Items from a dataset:
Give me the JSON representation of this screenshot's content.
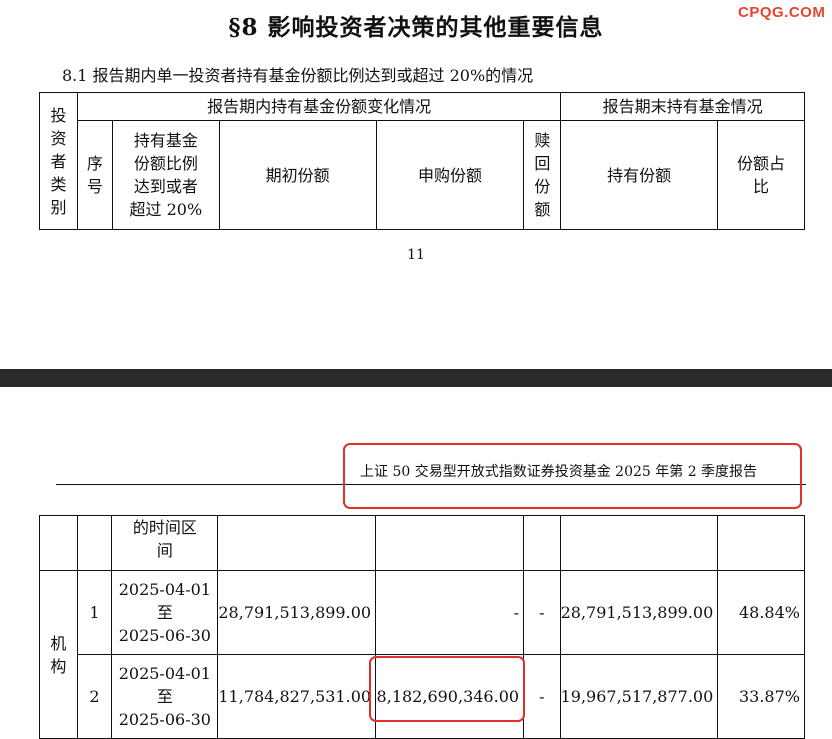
{
  "watermark": "CPQG.COM",
  "section_title": "§8  影响投资者决策的其他重要信息",
  "subsection": "8.1  报告期内单一投资者持有基金份额比例达到或超过 20%的情况",
  "table_header": {
    "investor_type": [
      "投",
      "资",
      "者",
      "类",
      "别"
    ],
    "period_change": "报告期内持有基金份额变化情况",
    "period_end": "报告期末持有基金情况",
    "seq": [
      "序",
      "号"
    ],
    "holding_range": [
      "持有基金",
      "份额比例",
      "达到或者",
      "超过 20%"
    ],
    "initial_shares": "期初份额",
    "subscribed_shares": "申购份额",
    "redeemed_shares": [
      "赎",
      "回",
      "份",
      "额"
    ],
    "held_shares": "持有份额",
    "share_ratio": [
      "份额占",
      "比"
    ]
  },
  "page_number": "11",
  "report_name": "上证 50 交易型开放式指数证券投资基金 2025 年第 2 季度报告",
  "continued_header": [
    "的时间区",
    "间"
  ],
  "investor_category": [
    "机",
    "构"
  ],
  "rows": [
    {
      "seq": "1",
      "period": [
        "2025-04-01",
        "至",
        "2025-06-30"
      ],
      "initial": "28,791,513,899.00",
      "subscribed": "-",
      "redeemed": "-",
      "held": "28,791,513,899.00",
      "ratio": "48.84%"
    },
    {
      "seq": "2",
      "period": [
        "2025-04-01",
        "至",
        "2025-06-30"
      ],
      "initial": "11,784,827,531.00",
      "subscribed": "8,182,690,346.00",
      "redeemed": "-",
      "held": "19,967,517,877.00",
      "ratio": "33.87%"
    }
  ],
  "colors": {
    "highlight": "#e0302c",
    "watermark": "#e8452c",
    "divider": "#2a2a2a"
  }
}
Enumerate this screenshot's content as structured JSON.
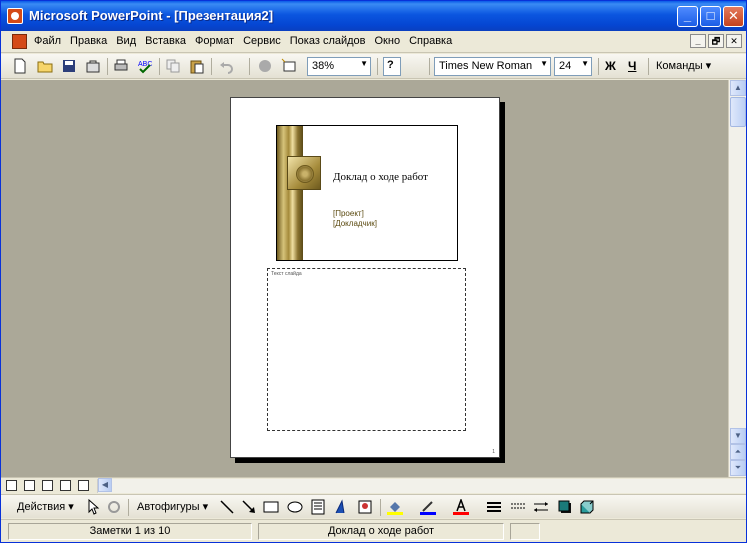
{
  "window": {
    "title": "Microsoft PowerPoint - [Презентация2]",
    "min_label": "_",
    "max_label": "□",
    "close_label": "✕"
  },
  "menu": {
    "items": [
      "Файл",
      "Правка",
      "Вид",
      "Вставка",
      "Формат",
      "Сервис",
      "Показ слайдов",
      "Окно",
      "Справка"
    ],
    "mdi_min": "_",
    "mdi_restore": "🗗",
    "mdi_close": "✕"
  },
  "toolbar": {
    "zoom": "38%",
    "font_name": "Times New Roman",
    "font_size": "24",
    "bold_label": "Ж",
    "underline_label": "Ч",
    "commands_label": "Команды",
    "help_label": "?"
  },
  "slide": {
    "title": "Доклад о ходе работ",
    "subtitle_line1": "[Проект]",
    "subtitle_line2": "[Докладчик]"
  },
  "notes": {
    "placeholder": "Текст слайда",
    "page_number": "1"
  },
  "drawing": {
    "actions_label": "Действия",
    "autoshapes_label": "Автофигуры"
  },
  "status": {
    "notes_page": "Заметки 1 из 10",
    "design": "Доклад о ходе работ"
  },
  "colors": {
    "titlebar": "#0a5ae8",
    "workspace": "#aba898",
    "fill_yellow": "#ffff00",
    "line_blue": "#0000ff",
    "font_red": "#ff0000"
  }
}
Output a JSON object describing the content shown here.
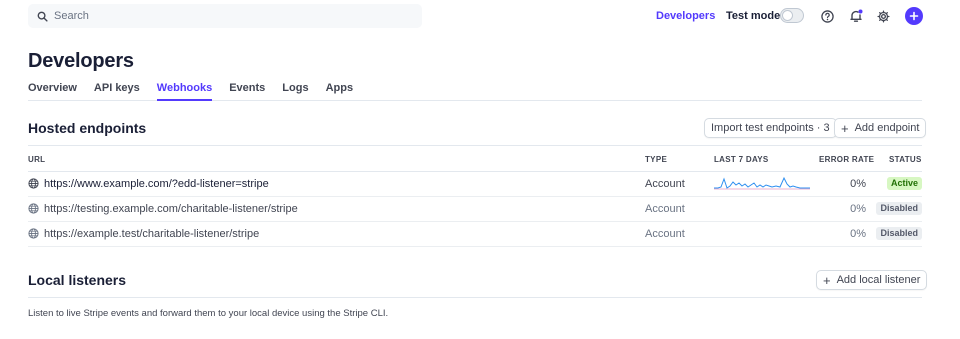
{
  "topbar": {
    "search_placeholder": "Search",
    "developers_link": "Developers",
    "test_mode_label": "Test mode",
    "test_mode_on": false,
    "icons": [
      "search-icon",
      "help-icon",
      "notifications-icon",
      "settings-icon",
      "create-icon"
    ],
    "accent_color": "#533afd"
  },
  "page": {
    "title": "Developers",
    "tabs": [
      {
        "label": "Overview",
        "active": false
      },
      {
        "label": "API keys",
        "active": false
      },
      {
        "label": "Webhooks",
        "active": true
      },
      {
        "label": "Events",
        "active": false
      },
      {
        "label": "Logs",
        "active": false
      },
      {
        "label": "Apps",
        "active": false
      }
    ]
  },
  "hosted": {
    "title": "Hosted endpoints",
    "import_button": "Import test endpoints · 3",
    "add_button": "Add endpoint",
    "columns": {
      "url": "URL",
      "type": "TYPE",
      "last7": "LAST 7 DAYS",
      "error_rate": "ERROR RATE",
      "status": "STATUS"
    },
    "rows": [
      {
        "url": "https://www.example.com/?edd-listener=stripe",
        "type": "Account",
        "error_rate": "0%",
        "status": "Active",
        "has_chart": true
      },
      {
        "url": "https://testing.example.com/charitable-listener/stripe",
        "type": "Account",
        "error_rate": "0%",
        "status": "Disabled",
        "has_chart": false
      },
      {
        "url": "https://example.test/charitable-listener/stripe",
        "type": "Account",
        "error_rate": "0%",
        "status": "Disabled",
        "has_chart": false
      }
    ],
    "status_colors": {
      "Active": "#217005",
      "Disabled": "#545969"
    }
  },
  "local": {
    "title": "Local listeners",
    "add_button": "Add local listener",
    "description": "Listen to live Stripe events and forward them to your local device using the Stripe CLI."
  }
}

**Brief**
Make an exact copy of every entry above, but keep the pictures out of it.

**Task result**
Give me the JSON representation of this screenshot's content.
{
  "watermark": "CPQG.COM",
  "section_title": "§8  影响投资者决策的其他重要信息",
  "subsection": "8.1  报告期内单一投资者持有基金份额比例达到或超过 20%的情况",
  "table_header": {
    "investor_type": [
      "投",
      "资",
      "者",
      "类",
      "别"
    ],
    "period_change": "报告期内持有基金份额变化情况",
    "period_end": "报告期末持有基金情况",
    "seq": [
      "序",
      "号"
    ],
    "holding_range": [
      "持有基金",
      "份额比例",
      "达到或者",
      "超过 20%"
    ],
    "initial_shares": "期初份额",
    "subscribed_shares": "申购份额",
    "redeemed_shares": [
      "赎",
      "回",
      "份",
      "额"
    ],
    "held_shares": "持有份额",
    "share_ratio": [
      "份额占",
      "比"
    ]
  },
  "page_number": "11",
  "report_name": "上证 50 交易型开放式指数证券投资基金 2025 年第 2 季度报告",
  "continued_header": [
    "的时间区",
    "间"
  ],
  "investor_category": [
    "机",
    "构"
  ],
  "rows": [
    {
      "seq": "1",
      "period": [
        "2025-04-01",
        "至",
        "2025-06-30"
      ],
      "initial": "28,791,513,899.00",
      "subscribed": "-",
      "redeemed": "-",
      "held": "28,791,513,899.00",
      "ratio": "48.84%"
    },
    {
      "seq": "2",
      "period": [
        "2025-04-01",
        "至",
        "2025-06-30"
      ],
      "initial": "11,784,827,531.00",
      "subscribed": "8,182,690,346.00",
      "redeemed": "-",
      "held": "19,967,517,877.00",
      "ratio": "33.87%"
    }
  ],
  "colors": {
    "highlight": "#e0302c",
    "watermark": "#e8452c",
    "divider": "#2a2a2a"
  }
}
Enumerate this screenshot's content as structured JSON.
{
  "window": {
    "title": "Microsoft PowerPoint - [Презентация2]",
    "min_label": "_",
    "max_label": "□",
    "close_label": "✕"
  },
  "menu": {
    "items": [
      "Файл",
      "Правка",
      "Вид",
      "Вставка",
      "Формат",
      "Сервис",
      "Показ слайдов",
      "Окно",
      "Справка"
    ],
    "mdi_min": "_",
    "mdi_restore": "🗗",
    "mdi_close": "✕"
  },
  "toolbar": {
    "zoom": "38%",
    "font_name": "Times New Roman",
    "font_size": "24",
    "bold_label": "Ж",
    "underline_label": "Ч",
    "commands_label": "Команды",
    "help_label": "?"
  },
  "slide": {
    "title": "Доклад о ходе работ",
    "subtitle_line1": "[Проект]",
    "subtitle_line2": "[Докладчик]"
  },
  "notes": {
    "placeholder": "Текст слайда",
    "page_number": "1"
  },
  "drawing": {
    "actions_label": "Действия",
    "autoshapes_label": "Автофигуры"
  },
  "status": {
    "notes_page": "Заметки 1 из 10",
    "design": "Доклад о ходе работ"
  },
  "colors": {
    "titlebar": "#0a5ae8",
    "workspace": "#aba898",
    "fill_yellow": "#ffff00",
    "line_blue": "#0000ff",
    "font_red": "#ff0000"
  }
}
Output a JSON object describing the content shown here.
{
  "topbar": {
    "search_placeholder": "Search",
    "developers_link": "Developers",
    "test_mode_label": "Test mode",
    "test_mode_on": false,
    "icons": [
      "search-icon",
      "help-icon",
      "notifications-icon",
      "settings-icon",
      "create-icon"
    ],
    "accent_color": "#533afd"
  },
  "page": {
    "title": "Developers",
    "tabs": [
      {
        "label": "Overview",
        "active": false
      },
      {
        "label": "API keys",
        "active": false
      },
      {
        "label": "Webhooks",
        "active": true
      },
      {
        "label": "Events",
        "active": false
      },
      {
        "label": "Logs",
        "active": false
      },
      {
        "label": "Apps",
        "active": false
      }
    ]
  },
  "hosted": {
    "title": "Hosted endpoints",
    "import_button": "Import test endpoints · 3",
    "add_button": "Add endpoint",
    "columns": {
      "url": "URL",
      "type": "TYPE",
      "last7": "LAST 7 DAYS",
      "error_rate": "ERROR RATE",
      "status": "STATUS"
    },
    "rows": [
      {
        "url": "https://www.example.com/?edd-listener=stripe",
        "type": "Account",
        "error_rate": "0%",
        "status": "Active",
        "has_chart": true
      },
      {
        "url": "https://testing.example.com/charitable-listener/stripe",
        "type": "Account",
        "error_rate": "0%",
        "status": "Disabled",
        "has_chart": false
      },
      {
        "url": "https://example.test/charitable-listener/stripe",
        "type": "Account",
        "error_rate": "0%",
        "status": "Disabled",
        "has_chart": false
      }
    ],
    "status_colors": {
      "Active": "#217005",
      "Disabled": "#545969"
    }
  },
  "local": {
    "title": "Local listeners",
    "add_button": "Add local listener",
    "description": "Listen to live Stripe events and forward them to your local device using the Stripe CLI."
  }
}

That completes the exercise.